Scott Butki was a newspaper reporter for more than 10 years before making a career change into education... then into special education. He has been doing special education work for about five years He lives in Austin. He reads at least 50 books a year and has about 15 author interviews each year and, yes, unlike tv hosts he actually reads each one. He is an in-house media critic, a recovering Tetris addict and a proud uncle. He has written articles on practically all topics from zoos to apples and almost everything in between.
  • Stephanopoulos’ career has really taken a hit with the continued ratings doldrums of that Sunday show. People expected a lot out of him when he took the job.

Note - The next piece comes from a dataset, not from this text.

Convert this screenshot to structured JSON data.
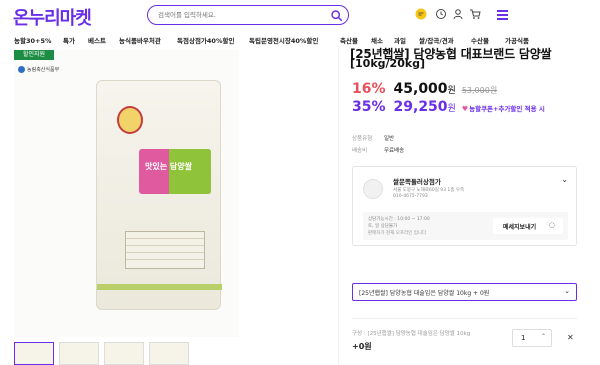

    He’s a smart guy (Rhodes scholar) with way more experience in politics than his competitors prior to their journalism careers, but he doesn’t seem to be able to make the show take off. The “In Memoriam” bit at the end seems forced and akward, especially coming off the “Funny Pages” segment where they show excerpts from talk show host monologues. George comes back from the last clip with a smile on his face, then goes all serious in the blink of an eye and says “We’ll be right back with all the dead people this week with black-and-white pictures with sad music in the background.” Well, not those words exactly, but you get the point.

    George F. Will is amusing on the roundtable because he’s such a pompous bastard. Fareed Zakaria is clearly well-informed and talks well, but he’s a little carried away with himself — he’s the Dr. Phil of pundits.

    I’ve never gotten through the book, but the stress rashes covered by the beard and his angst about dating washed-up 80s actress Jennifer Gray didn’t exactly elicit sympathy out of me.

    That is all.

  • Scott Butki

    Yeah his career has done a real nosedive.

  • Well, let’s think about this. Former altar boy convinces himself that he is throwing away his ideals for a greater good, when it’s really all about his growing obsession with Clinton and being close to power. If he had referred to himself as a “celebrity” one more time… grrr. So much of it showed him being ruthless and mean (I actually felt a wee bit sorry for Dick Morris, believe it or not). And then, he writes this while Clinton was still in office. Perhaps if he had waited until after BC’s second term had ended (and omitted all his personal crap; “Wa-a-a-a-h! I *need* to be in those meetings by Clinton’s side! Without access, I am nothing! Get me some Zoloft…”), but no, he couldn’t wait — but hey, the publisher offered him tons o’ cash… No wonder his former boss and colleagues considered him a traitor. Stephanopoulos admits he wanted to “do good and do well,” but ultimately, when he wasn’t whining, it was about doing well.

    That sounds so cynical, doesn’t it? I did and do like Stephanopoulos; he is a very intelligent human and does care about the little guy. But if he isn’t living proof that power corrupts absolutely, I don’t know who is.

    As for “This Week,” frankly, I think Stephanopoulos makes a better pundit/talking head than host. He’s no Russert or Schieffer. They’re journalists; George is a “celebrity.”

  • I’d agree with that assessment, especially the talking head vs host bit.

    Thanks for the excellent post.